This is C6, the first low-cost LivingHome and the only “Zero Energy, Zero Carbon production home ever to feature a LEED Platinum level environmental program and Cradle-to-Cradle inspired materials,” according to California-based green prefab company, LivingHomes. It was designed by LivingHomes in collaboration with Make It Right, which was founded by Brad Pitt and Bill McDonough, and will open for tours this month in Palm Springs, California (and there’s also one in Long Beach).
Okay, really the only connection to Valentine’s Day is the color of the home, but check out this bold, industrial container home in Lille, France. Designed by Patrick Partouche with eight intermodal shipping container units, the home has about 2,200 square feet with great views through large windows and light through polycarbonate panels. Maison Container Lille installed by crane in three days of site work.
This is the Tiburon Bay House, a stunning LEED Platinum home owned by Helene Marsh in the San Francisco Bay area. It was designed by Butler Armsden Architects and built by McDonald Construction & Development, Inc., the same company behind a couple other high-profile LEED Platinum homes — the Margarido House and the Hillside House. Tiburon Bay House replaces a 1,500 square-foot home that was deconstructed by hand with 95% of the material going to reuse or recycling.
Update 2/23/2012 – Ideabox AKTIV with IKEA Hits Portland

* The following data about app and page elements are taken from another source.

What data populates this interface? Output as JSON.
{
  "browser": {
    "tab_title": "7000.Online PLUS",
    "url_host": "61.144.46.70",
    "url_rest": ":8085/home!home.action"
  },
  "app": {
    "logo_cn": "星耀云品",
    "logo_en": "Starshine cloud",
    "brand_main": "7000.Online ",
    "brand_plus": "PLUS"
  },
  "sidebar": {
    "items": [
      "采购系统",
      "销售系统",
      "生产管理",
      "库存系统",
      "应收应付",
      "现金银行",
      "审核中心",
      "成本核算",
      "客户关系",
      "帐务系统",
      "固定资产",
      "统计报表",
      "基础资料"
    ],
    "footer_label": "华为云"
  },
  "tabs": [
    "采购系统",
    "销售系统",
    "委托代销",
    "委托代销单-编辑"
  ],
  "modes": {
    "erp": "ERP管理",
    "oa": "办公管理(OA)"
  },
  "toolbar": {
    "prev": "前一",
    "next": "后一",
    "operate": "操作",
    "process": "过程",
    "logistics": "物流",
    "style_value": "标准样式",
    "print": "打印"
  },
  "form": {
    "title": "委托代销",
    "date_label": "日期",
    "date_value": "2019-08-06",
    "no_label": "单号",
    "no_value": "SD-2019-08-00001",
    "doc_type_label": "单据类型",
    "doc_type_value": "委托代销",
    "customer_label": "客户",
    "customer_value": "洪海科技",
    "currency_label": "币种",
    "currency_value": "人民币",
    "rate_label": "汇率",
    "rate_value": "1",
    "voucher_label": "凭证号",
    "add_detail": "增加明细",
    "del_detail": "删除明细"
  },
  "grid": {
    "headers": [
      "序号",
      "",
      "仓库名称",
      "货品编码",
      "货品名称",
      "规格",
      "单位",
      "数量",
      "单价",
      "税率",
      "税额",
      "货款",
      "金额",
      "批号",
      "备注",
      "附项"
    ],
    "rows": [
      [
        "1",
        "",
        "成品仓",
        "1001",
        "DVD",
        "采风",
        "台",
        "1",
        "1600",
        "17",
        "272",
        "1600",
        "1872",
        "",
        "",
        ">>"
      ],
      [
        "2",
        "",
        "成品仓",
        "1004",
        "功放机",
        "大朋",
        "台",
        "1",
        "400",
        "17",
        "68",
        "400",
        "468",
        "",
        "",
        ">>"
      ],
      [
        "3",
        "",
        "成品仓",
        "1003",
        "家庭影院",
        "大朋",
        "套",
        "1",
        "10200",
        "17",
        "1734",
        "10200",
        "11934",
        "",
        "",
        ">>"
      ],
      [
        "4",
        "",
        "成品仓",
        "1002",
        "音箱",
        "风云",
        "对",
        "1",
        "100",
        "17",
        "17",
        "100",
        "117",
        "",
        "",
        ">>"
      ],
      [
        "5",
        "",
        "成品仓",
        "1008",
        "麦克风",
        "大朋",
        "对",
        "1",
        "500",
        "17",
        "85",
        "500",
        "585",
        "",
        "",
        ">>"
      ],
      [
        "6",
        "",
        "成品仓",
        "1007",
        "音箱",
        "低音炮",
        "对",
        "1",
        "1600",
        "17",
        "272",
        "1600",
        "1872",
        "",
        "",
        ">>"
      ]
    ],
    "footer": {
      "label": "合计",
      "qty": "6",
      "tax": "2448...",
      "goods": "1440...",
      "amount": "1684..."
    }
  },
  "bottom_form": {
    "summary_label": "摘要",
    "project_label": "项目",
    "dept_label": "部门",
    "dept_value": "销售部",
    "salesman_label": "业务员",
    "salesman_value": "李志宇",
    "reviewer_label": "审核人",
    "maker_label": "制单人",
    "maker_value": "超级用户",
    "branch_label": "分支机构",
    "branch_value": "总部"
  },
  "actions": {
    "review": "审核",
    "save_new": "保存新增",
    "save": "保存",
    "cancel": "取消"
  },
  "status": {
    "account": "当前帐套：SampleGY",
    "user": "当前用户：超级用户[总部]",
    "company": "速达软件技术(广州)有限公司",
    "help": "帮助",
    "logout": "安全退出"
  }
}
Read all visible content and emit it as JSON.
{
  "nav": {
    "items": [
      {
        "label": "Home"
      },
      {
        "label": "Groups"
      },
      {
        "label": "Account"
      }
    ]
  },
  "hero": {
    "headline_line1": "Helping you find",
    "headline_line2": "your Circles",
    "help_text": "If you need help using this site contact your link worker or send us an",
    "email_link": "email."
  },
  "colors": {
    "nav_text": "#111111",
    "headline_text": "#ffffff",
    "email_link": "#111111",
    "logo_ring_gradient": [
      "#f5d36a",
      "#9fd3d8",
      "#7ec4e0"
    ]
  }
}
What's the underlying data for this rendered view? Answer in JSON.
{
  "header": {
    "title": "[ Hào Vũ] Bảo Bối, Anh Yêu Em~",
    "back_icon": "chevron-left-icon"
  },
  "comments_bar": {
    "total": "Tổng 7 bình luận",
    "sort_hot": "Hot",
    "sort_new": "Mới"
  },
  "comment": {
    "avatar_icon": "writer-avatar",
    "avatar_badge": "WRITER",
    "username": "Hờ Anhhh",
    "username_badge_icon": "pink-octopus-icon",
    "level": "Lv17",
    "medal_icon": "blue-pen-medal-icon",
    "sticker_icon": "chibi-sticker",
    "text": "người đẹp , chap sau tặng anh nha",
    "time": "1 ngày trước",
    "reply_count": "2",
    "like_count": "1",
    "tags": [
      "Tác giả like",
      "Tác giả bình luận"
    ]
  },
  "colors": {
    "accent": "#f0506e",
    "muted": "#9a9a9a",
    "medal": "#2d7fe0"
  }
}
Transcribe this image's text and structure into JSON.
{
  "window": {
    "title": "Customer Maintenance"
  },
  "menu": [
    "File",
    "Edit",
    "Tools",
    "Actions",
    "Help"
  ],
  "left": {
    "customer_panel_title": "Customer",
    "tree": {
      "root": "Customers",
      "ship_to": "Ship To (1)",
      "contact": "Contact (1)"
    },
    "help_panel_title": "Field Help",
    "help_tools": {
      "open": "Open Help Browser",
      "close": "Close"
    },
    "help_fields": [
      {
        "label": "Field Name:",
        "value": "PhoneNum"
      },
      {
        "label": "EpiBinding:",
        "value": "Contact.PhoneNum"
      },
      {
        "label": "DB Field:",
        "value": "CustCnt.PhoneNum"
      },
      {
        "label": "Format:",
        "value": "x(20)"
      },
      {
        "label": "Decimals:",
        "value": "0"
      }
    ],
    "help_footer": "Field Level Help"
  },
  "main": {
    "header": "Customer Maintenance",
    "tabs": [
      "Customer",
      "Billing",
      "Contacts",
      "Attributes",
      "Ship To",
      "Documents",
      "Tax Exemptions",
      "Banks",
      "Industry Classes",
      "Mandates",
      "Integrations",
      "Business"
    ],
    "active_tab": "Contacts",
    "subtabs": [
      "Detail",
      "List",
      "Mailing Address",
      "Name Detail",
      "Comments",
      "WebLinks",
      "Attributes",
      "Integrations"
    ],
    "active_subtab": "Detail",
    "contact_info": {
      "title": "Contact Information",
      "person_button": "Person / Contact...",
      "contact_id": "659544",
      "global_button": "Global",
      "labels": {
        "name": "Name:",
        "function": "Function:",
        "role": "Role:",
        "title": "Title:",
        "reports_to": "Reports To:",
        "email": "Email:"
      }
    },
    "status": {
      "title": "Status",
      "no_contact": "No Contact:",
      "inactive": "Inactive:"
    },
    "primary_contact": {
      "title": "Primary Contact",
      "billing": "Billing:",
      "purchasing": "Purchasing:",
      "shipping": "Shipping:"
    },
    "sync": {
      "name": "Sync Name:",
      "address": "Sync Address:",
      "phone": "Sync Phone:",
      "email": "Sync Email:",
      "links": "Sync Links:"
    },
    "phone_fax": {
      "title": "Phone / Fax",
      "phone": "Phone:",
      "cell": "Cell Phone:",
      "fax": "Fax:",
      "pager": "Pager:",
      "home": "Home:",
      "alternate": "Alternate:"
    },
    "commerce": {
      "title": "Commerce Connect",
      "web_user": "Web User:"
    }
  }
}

In addition to the Minibox, Oregon-based Ideabox is readying a new prefab in collaboration with IKEA Portland for the Portland Home & Garden Show slotted for February 22-26, 2012. Called “Aktiv,” the home is a new design centered around IKEA products, such as their kitchens, lights, furniture, and other materials. The intent is a cost effective home with great open spaces, soaring vaulted ceilings, and clean modern lines.
Reader Randall Otulakowski walks around town in Toronto scavenging for gems thrown away by others in the community. He then takes that stuff to his 747 square-foot home and forms it into furniture and art — like the lath pieces here. Randall told me in an email he’s been getting good feedback on his reclaimed art made with hollow core doors and a lath patchwork. I think the feedback is right on; these are rich and full of statement.